[Element data from apps and pages]

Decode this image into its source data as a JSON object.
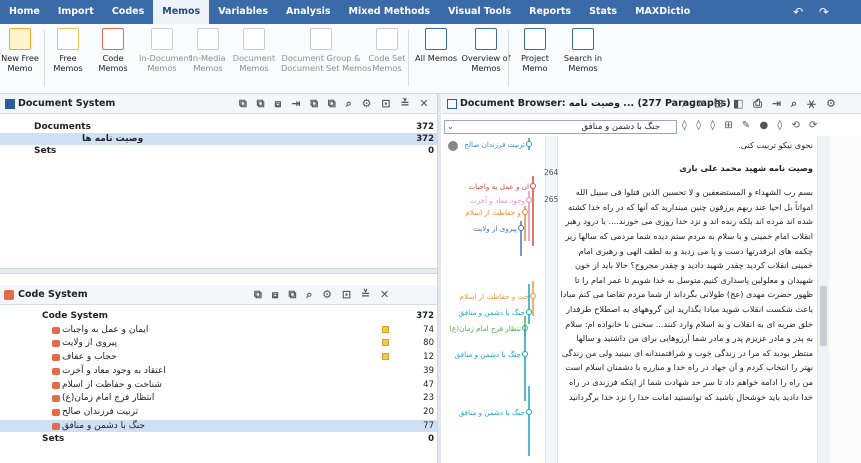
{
  "menubar": {
    "items": [
      "Home",
      "Import",
      "Codes",
      "Memos",
      "Variables",
      "Analysis",
      "Mixed Methods",
      "Visual Tools",
      "Reports",
      "Stats",
      "MAXDictio"
    ],
    "active_index": 3,
    "undo_redo": "↶ ↷"
  },
  "ribbon": {
    "buttons": [
      {
        "label": "New Free\nMemo",
        "icon": "new-free-memo-icon",
        "enabled": true
      },
      {
        "label": "Free\nMemos",
        "icon": "free-memos-icon",
        "enabled": true
      },
      {
        "label": "Code\nMemos",
        "icon": "code-memos-icon",
        "enabled": true
      },
      {
        "label": "In-Document\nMemos",
        "icon": "in-document-memos-icon",
        "enabled": false
      },
      {
        "label": "In-Media\nMemos",
        "icon": "in-media-memos-icon",
        "enabled": false
      },
      {
        "label": "Document\nMemos",
        "icon": "document-memos-icon",
        "enabled": false
      },
      {
        "label": "Document Group &\nDocument Set Memos",
        "icon": "document-group-memos-icon",
        "enabled": false
      },
      {
        "label": "Code Set\nMemos",
        "icon": "code-set-memos-icon",
        "enabled": false
      },
      {
        "label": "All Memos",
        "icon": "all-memos-icon",
        "enabled": true
      },
      {
        "label": "Overview of\nMemos",
        "icon": "overview-memos-icon",
        "enabled": true
      },
      {
        "label": "Project\nMemo",
        "icon": "project-memo-icon",
        "enabled": true
      },
      {
        "label": "Search in\nMemos",
        "icon": "search-memos-icon",
        "enabled": true
      }
    ]
  },
  "document_system": {
    "title": "Document System",
    "tools": "⧉ ⧉ ⧈  ⇥ ⧉ ⧉  ⌕  ⚙  ⊡ ≚ ✕",
    "rows": [
      {
        "label": "Documents",
        "count": "372",
        "bold": true
      },
      {
        "label": "وصیت نامه ها",
        "count": "372",
        "bold": true
      },
      {
        "label": "Sets",
        "count": "0",
        "bold": true
      }
    ]
  },
  "code_system": {
    "title": "Code System",
    "tools": "⧉  ⧈  ⧉  ⌕  ⚙  ⊡ ≚ ✕",
    "rows": [
      {
        "label": "Code System",
        "count": "372",
        "bold": true
      },
      {
        "label": "ایمان و عمل به واجبات",
        "count": "74"
      },
      {
        "label": "پیروی از ولایت",
        "count": "80"
      },
      {
        "label": "حجاب و عفاف",
        "count": "12"
      },
      {
        "label": "اعتقاد به وجود معاد و آخرت",
        "count": "39"
      },
      {
        "label": "شناخت و حفاظت از اسلام",
        "count": "47"
      },
      {
        "label": "انتظار فرج امام زمان(ع)",
        "count": "23"
      },
      {
        "label": "تربیت فرزندان صالح",
        "count": "20"
      },
      {
        "label": "جنگ با دشمن و منافق",
        "count": "77"
      },
      {
        "label": "Sets",
        "count": "0",
        "bold": true
      }
    ]
  },
  "document_browser": {
    "title": "Document Browser: وصیت نامه ...  (277 Paragraphs)",
    "tools": "⌕ ⌕ ⊟  ◧  ⎙ ⇥  ⌕  ⚹  ⚙",
    "code_select": "جنگ با دشمن و منافق",
    "toolbar2": "◊ ◊ ◊ ⊞ ✎ ● ◊ ⟲ ⟳",
    "paragraph_numbers": [
      "264",
      "265"
    ],
    "code_stripes": [
      {
        "label": "تربیت فرزندان صالح",
        "color": "#3e8fd1"
      },
      {
        "label": "ان و عمل به واجبات",
        "color": "#d94a3b"
      },
      {
        "label": "وجود معاد و آخرت",
        "color": "#e88fb6"
      },
      {
        "label": "و حفاظت از اسلام",
        "color": "#e88a3a"
      },
      {
        "label": "پیروی از ولایت",
        "color": "#4a6fc9"
      },
      {
        "label": "خت و حفاظت از اسلام",
        "color": "#e8963c"
      },
      {
        "label": "جنگ با دشمن و منافق",
        "color": "#1ba3c6"
      },
      {
        "label": "نتظار فرج امام زمان(ع)",
        "color": "#4fae4a"
      },
      {
        "label": "جنگ با دشمن و منافق",
        "color": "#1ba3c6"
      },
      {
        "label": "جنگ با دشمن و منافق",
        "color": "#1ba3c6"
      }
    ],
    "paragraphs": [
      "نحوی نیکو تربیت کنی.",
      "وصیت نامه شهید محمد علی باری",
      "بسم رب الشهداء و المستضعفین و لا تحسبن الذین قتلوا فی سبیل الله امواتاً بل احیا عند ربهم یرزقون چنین میندارید که آنها که در راه خدا کشته شده اند مرده اند بلکه زنده اند و نزد خدا روزی می خورند.... با درود رهبر انقلاب امام خمینی و با سلام به مردم ستم دیده شما مردمی که سالها زیر چکمه های ابرقدرتها دست و پا می زدید و به لطف الهی و رهبری امام خمینی انقلاب کردید چقدر شهید دادید و چقدر مجروح؟ حالا باید از خون شهیدان و معلولین پاسداری کنیم.متوسل به خدا شویم تا عمر امام را تا ظهور حضرت مهدی (عج) طولانی بگرداند از شما مردم تقاضا می کنم مبادا باعث شکست انقلاب شوید مبادا بگذارید این گروههای به اصطلاح طرفدار خلق ضربه ای به انقلاب و به اسلام وارد کنند... سخنی با خانواده ام: سلام به پدر و مادر عزیزم پدر و مادر شما آرزوهایی برای من داشتید و سالها منتظر بودید که مرا در زندگی خوب و شرافتمندانه ای ببینید ولی من زندگی بهتر را انتخاب کردم و آن جهاد در راه خدا و مبارزه با دشمنان اسلام است من راه را ادامه خواهم داد تا سر حد شهادت شما از اینکه فرزندی در راه خدا دادید باید خوشحال باشید که توانستید امانت خدا را نزد خدا برگردانید"
    ],
    "colors": {
      "accent": "#3b6aa8",
      "stripe_blue": "#1ba3c6"
    }
  }
}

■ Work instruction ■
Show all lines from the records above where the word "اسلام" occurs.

■ Result ■
        "label": "شناخت و حفاظت از اسلام",
        "label": "و حفاظت از اسلام",
        "label": "خت و حفاظت از اسلام",
      "بسم رب الشهداء و المستضعفین و لا تحسبن الذین قتلوا فی سبیل الله امواتاً بل احیا عند ربهم یرزقون چنین میندارید که آنها که در راه خدا کشته شده اند مرده اند بلکه زنده اند و نزد خدا روزی می خورند.... با درود رهبر انقلاب امام خمینی و با سلام به مردم ستم دیده شما مردمی که سالها زیر چکمه های ابرقدرتها دست و پا می زدید و به لطف الهی و رهبری امام خمینی انقلاب کردید چقدر شهید دادید و چقدر مجروح؟ حالا باید از خون شهیدان و معلولین پاسداری کنیم.متوسل به خدا شویم تا عمر امام را تا ظهور حضرت مهدی (عج) طولانی بگرداند از شما مردم تقاضا می کنم مبادا باعث شکست انقلاب شوید مبادا بگذارید این گروههای به اصطلاح طرفدار خلق ضربه ای به انقلاب و به اسلام وارد کنند... سخنی با خانواده ام: سلام به پدر و مادر عزیزم پدر و مادر شما آرزوهایی برای من داشتید و سالها منتظر بودید که مرا در زندگی خوب و شرافتمندانه ای ببینید ولی من زندگی بهتر را انتخاب کردم و آن جهاد در راه خدا و مبارزه با دشمنان اسلام است من راه را ادامه خواهم داد تا سر حد شهادت شما از اینکه فرزندی در راه خدا دادید باید خوشحال باشید که توانستید امانت خدا را نزد خدا برگردانید"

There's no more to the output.